[Start of Attachment]
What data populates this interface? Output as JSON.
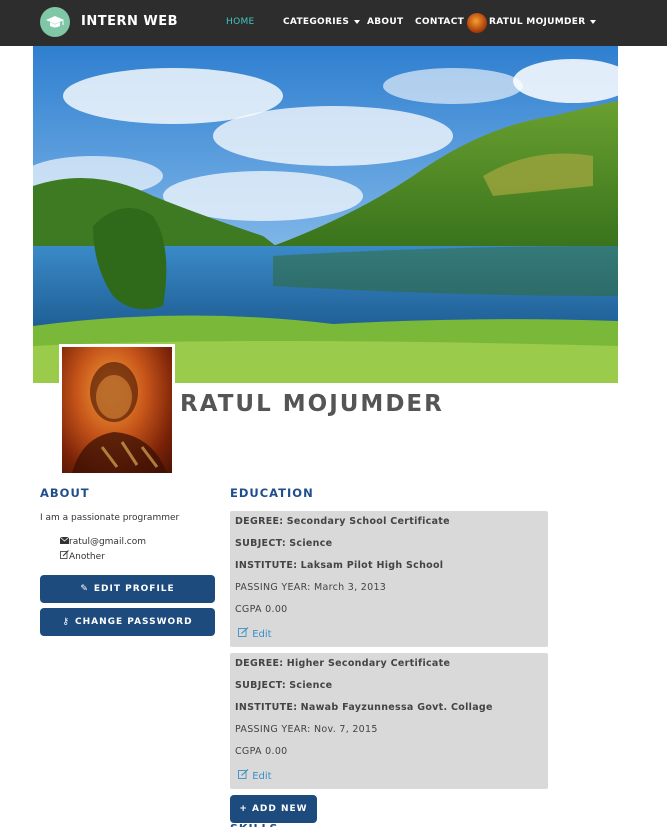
{
  "navbar": {
    "brand": "INTERN WEB",
    "brand_icon": "graduation-cap-icon",
    "links": {
      "home": "HOME",
      "categories": "CATEGORIES",
      "about": "ABOUT",
      "contact": "CONTACT",
      "user": "RATUL MOJUMDER"
    },
    "active": "home",
    "colors": {
      "bg": "#2d2d2d",
      "active": "#3fc6c0"
    }
  },
  "profile": {
    "name": "RATUL MOJUMDER"
  },
  "about": {
    "heading": "ABOUT",
    "bio": "I am a passionate programmer",
    "email": "ratul@gmail.com",
    "email_icon": "envelope-icon",
    "other": "Another",
    "other_icon": "edit-icon",
    "edit_profile": "EDIT PROFILE",
    "change_password": "CHANGE PASSWORD"
  },
  "education": {
    "heading": "EDUCATION",
    "entries": [
      {
        "degree_label": "DEGREE:",
        "degree": "Secondary School Certificate",
        "subject_label": "SUBJECT:",
        "subject": "Science",
        "institute_label": "INSTITUTE:",
        "institute": "Laksam Pilot High School",
        "passing_label": "PASSING YEAR:",
        "passing": "March 3, 2013",
        "cgpa_label": "CGPA",
        "cgpa": "0.00",
        "edit": "Edit"
      },
      {
        "degree_label": "DEGREE:",
        "degree": "Higher Secondary Certificate",
        "subject_label": "SUBJECT:",
        "subject": "Science",
        "institute_label": "INSTITUTE:",
        "institute": "Nawab Fayzunnessa Govt. Collage",
        "passing_label": "PASSING YEAR:",
        "passing": "Nov. 7, 2015",
        "cgpa_label": "CGPA",
        "cgpa": "0.00",
        "edit": "Edit"
      }
    ],
    "add_new": "ADD NEW"
  },
  "skills": {
    "heading": "SKILLS"
  },
  "colors": {
    "accent": "#1e4b7d",
    "heading": "#1f4e8a",
    "card_bg": "#d9d9d9",
    "link": "#3a8fc8"
  }
}
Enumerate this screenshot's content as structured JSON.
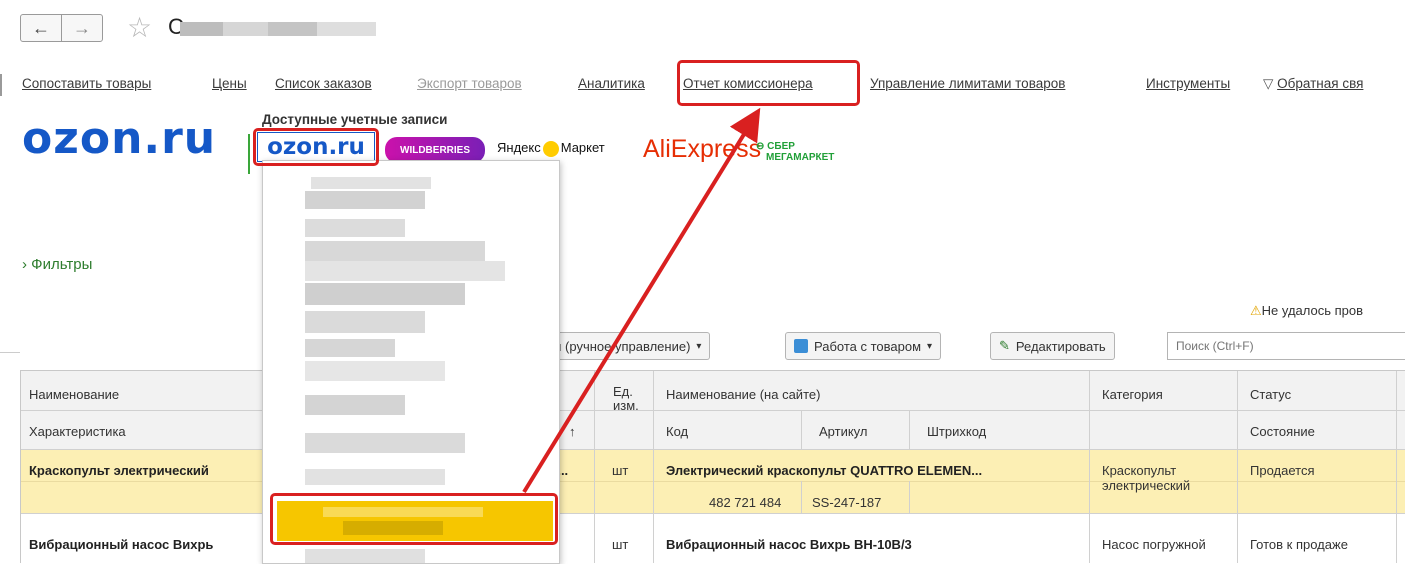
{
  "nav": {
    "back_icon": "←",
    "forward_icon": "→",
    "favorite_icon": "☆",
    "title_visible": "C"
  },
  "menu": {
    "items": [
      {
        "label": "Сопоставить товары",
        "disabled": false
      },
      {
        "label": "Цены",
        "disabled": false
      },
      {
        "label": "Список заказов",
        "disabled": false
      },
      {
        "label": "Экспорт товаров",
        "disabled": true
      },
      {
        "label": "Аналитика",
        "disabled": false
      },
      {
        "label": "Отчет комиссионера",
        "disabled": false,
        "highlighted": true
      },
      {
        "label": "Управление лимитами товаров",
        "disabled": false
      },
      {
        "label": "Инструменты",
        "disabled": false
      },
      {
        "label": "Обратная свя",
        "disabled": false,
        "icon": "filter-icon"
      }
    ]
  },
  "brand": {
    "logo": "ozon.ru",
    "accounts_label": "Доступные учетные записи"
  },
  "marketplaces": {
    "ozon": "ozon.ru",
    "wildberries": "WILDBERRIES",
    "yandex_a": "Яндекс",
    "yandex_b": "Маркет",
    "aliexpress": "AliExpress",
    "sber_a": "СБЕР",
    "sber_b": "МЕГАМАРКЕТ"
  },
  "filters_label": "Фильтры",
  "warning": "Не удалось пров",
  "toolbar": {
    "manual_mgmt": "ами (ручное управление)",
    "work_with_product": "Работа с товаром",
    "edit": "Редактировать",
    "search_placeholder": "Поиск (Ctrl+F)"
  },
  "table": {
    "headers": {
      "name": "Наименование",
      "characteristic": "Характеристика",
      "unit_a": "Ед.",
      "unit_b": "изм.",
      "site_name": "Наименование (на сайте)",
      "code": "Код",
      "article": "Артикул",
      "barcode": "Штрихкод",
      "category": "Категория",
      "status": "Статус",
      "state": "Состояние"
    },
    "sort_indicator": "↑",
    "rows": [
      {
        "name": "Краскопульт электрический",
        "name_tail": "[...",
        "unit": "шт",
        "site_name": "Электрический краскопульт QUATTRO ELEMEN...",
        "code": "482 721 484",
        "article": "SS-247-187",
        "barcode": "",
        "category_a": "Краскопульт",
        "category_b": "электрический",
        "status": "Продается"
      },
      {
        "name": "Вибрационный насос Вихрь",
        "unit": "шт",
        "site_name": "Вибрационный насос Вихрь ВН-10В/3",
        "category": "Насос погружной",
        "status": "Готов к продаже"
      }
    ]
  },
  "colors": {
    "highlight": "#d92020",
    "accent_blue": "#1558c7",
    "selection_yellow": "#f6c600"
  }
}
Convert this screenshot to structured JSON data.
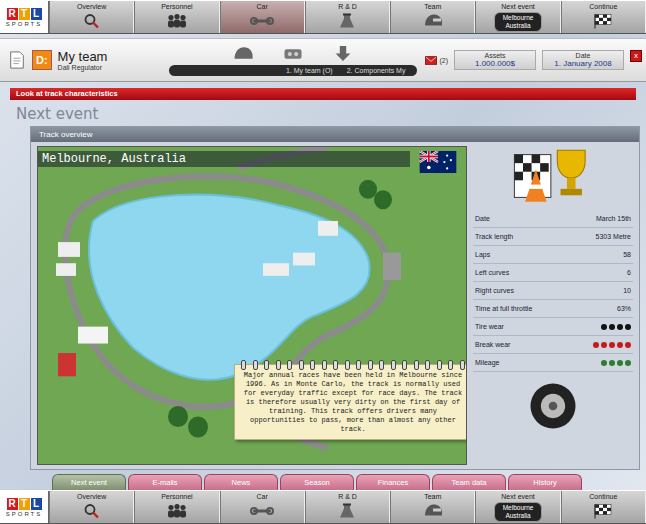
{
  "logo": {
    "top": "RTL",
    "bottom": "SPORTS"
  },
  "top_nav": [
    {
      "label": "Overview",
      "selected": false
    },
    {
      "label": "Personnel",
      "selected": false
    },
    {
      "label": "Car",
      "selected": true
    },
    {
      "label": "R & D",
      "selected": false
    },
    {
      "label": "Team",
      "selected": false
    },
    {
      "label": "Next event",
      "selected": false,
      "sub": [
        "Melbourne",
        "Australia"
      ]
    },
    {
      "label": "Continue",
      "selected": false
    }
  ],
  "header": {
    "logo_text": "D:",
    "title": "My team",
    "subtitle": "Dali Regulator",
    "strip": [
      "1. My team (O)",
      "2. Components My"
    ],
    "mail_count": "(2)",
    "assets_label": "Assets",
    "assets_value": "1.000.000$",
    "date_label": "Date",
    "date_value": "1. January 2008",
    "close": "x"
  },
  "section_bar": "Look at track characteristics",
  "section_title": "Next event",
  "panel": {
    "title": "Track overview",
    "map_title": "Melbourne, Australia",
    "note": "Major annual races have been held in Melbourne since 1996. As in Monte Carlo, the track is normally used for everyday traffic except for race days. The track is therefore usually very dirty on the first day of training. This track offers drivers many opportunities to pass, more than almost any other track.",
    "stats": [
      {
        "label": "Date",
        "kind": "text",
        "value": "March 15th"
      },
      {
        "label": "Track length",
        "kind": "text",
        "value": "5303 Metre"
      },
      {
        "label": "Laps",
        "kind": "text",
        "value": "58"
      },
      {
        "label": "Left curves",
        "kind": "text",
        "value": "6"
      },
      {
        "label": "Right curves",
        "kind": "text",
        "value": "10"
      },
      {
        "label": "Time at full throttle",
        "kind": "text",
        "value": "63%"
      },
      {
        "label": "Tire wear",
        "kind": "marks",
        "marks": 4,
        "color": "#111111"
      },
      {
        "label": "Break wear",
        "kind": "marks",
        "marks": 5,
        "color": "#c41a1a"
      },
      {
        "label": "Mileage",
        "kind": "marks",
        "marks": 4,
        "color": "#2e7d32"
      }
    ]
  },
  "tabs": [
    {
      "label": "Next event",
      "selected": true
    },
    {
      "label": "E-mails",
      "selected": false
    },
    {
      "label": "News",
      "selected": false
    },
    {
      "label": "Season",
      "selected": false
    },
    {
      "label": "Finances",
      "selected": false
    },
    {
      "label": "Team data",
      "selected": false
    },
    {
      "label": "History",
      "selected": false
    }
  ],
  "bottom_nav": [
    {
      "label": "Overview",
      "selected": false
    },
    {
      "label": "Personnel",
      "selected": false
    },
    {
      "label": "Car",
      "selected": false
    },
    {
      "label": "R & D",
      "selected": false
    },
    {
      "label": "Team",
      "selected": false
    },
    {
      "label": "Next event",
      "selected": false,
      "sub": [
        "Melbourne",
        "Australia"
      ]
    },
    {
      "label": "Continue",
      "selected": false
    }
  ]
}
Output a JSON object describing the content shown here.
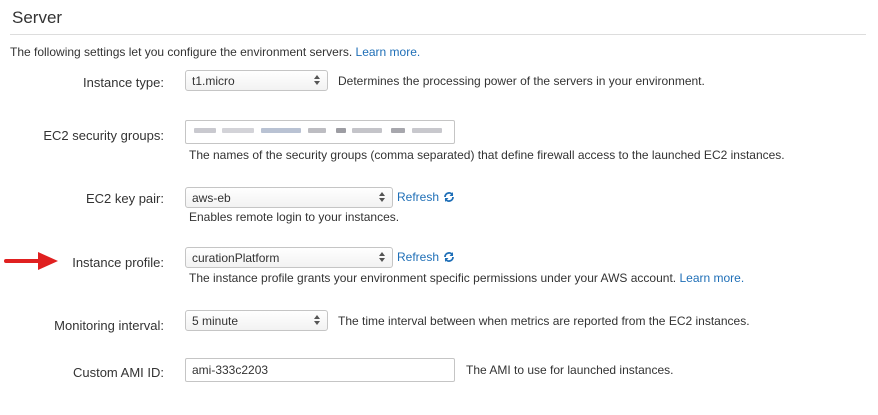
{
  "section": {
    "title": "Server",
    "intro_text": "The following settings let you configure the environment servers.",
    "intro_link": "Learn more."
  },
  "fields": {
    "instance_type": {
      "label": "Instance type:",
      "value": "t1.micro",
      "help": "Determines the processing power of the servers in your environment."
    },
    "security_groups": {
      "label": "EC2 security groups:",
      "help": "The names of the security groups (comma separated) that define firewall access to the launched EC2 instances."
    },
    "key_pair": {
      "label": "EC2 key pair:",
      "value": "aws-eb",
      "refresh_label": "Refresh",
      "help": "Enables remote login to your instances."
    },
    "instance_profile": {
      "label": "Instance profile:",
      "value": "curationPlatform",
      "refresh_label": "Refresh",
      "help": "The instance profile grants your environment specific permissions under your AWS account.",
      "help_link": "Learn more."
    },
    "monitoring_interval": {
      "label": "Monitoring interval:",
      "value": "5 minute",
      "help": "The time interval between when metrics are reported from the EC2 instances."
    },
    "custom_ami": {
      "label": "Custom AMI ID:",
      "value": "ami-333c2203",
      "help": "The AMI to use for launched instances."
    }
  },
  "colors": {
    "link": "#1f6fb7",
    "annotation_arrow": "#e02020"
  },
  "icons": {
    "select_arrows": "up-down-chevron-icon",
    "refresh": "refresh-icon",
    "annotation": "red-arrow-icon"
  }
}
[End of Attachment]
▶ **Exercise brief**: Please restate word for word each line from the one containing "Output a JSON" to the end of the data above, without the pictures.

▶ **Task output**:
Output a JSON object describing the content shown here.
{
  "section": {
    "title": "Server",
    "intro_text": "The following settings let you configure the environment servers.",
    "intro_link": "Learn more."
  },
  "fields": {
    "instance_type": {
      "label": "Instance type:",
      "value": "t1.micro",
      "help": "Determines the processing power of the servers in your environment."
    },
    "security_groups": {
      "label": "EC2 security groups:",
      "help": "The names of the security groups (comma separated) that define firewall access to the launched EC2 instances."
    },
    "key_pair": {
      "label": "EC2 key pair:",
      "value": "aws-eb",
      "refresh_label": "Refresh",
      "help": "Enables remote login to your instances."
    },
    "instance_profile": {
      "label": "Instance profile:",
      "value": "curationPlatform",
      "refresh_label": "Refresh",
      "help": "The instance profile grants your environment specific permissions under your AWS account.",
      "help_link": "Learn more."
    },
    "monitoring_interval": {
      "label": "Monitoring interval:",
      "value": "5 minute",
      "help": "The time interval between when metrics are reported from the EC2 instances."
    },
    "custom_ami": {
      "label": "Custom AMI ID:",
      "value": "ami-333c2203",
      "help": "The AMI to use for launched instances."
    }
  },
  "colors": {
    "link": "#1f6fb7",
    "annotation_arrow": "#e02020"
  },
  "icons": {
    "select_arrows": "up-down-chevron-icon",
    "refresh": "refresh-icon",
    "annotation": "red-arrow-icon"
  }
}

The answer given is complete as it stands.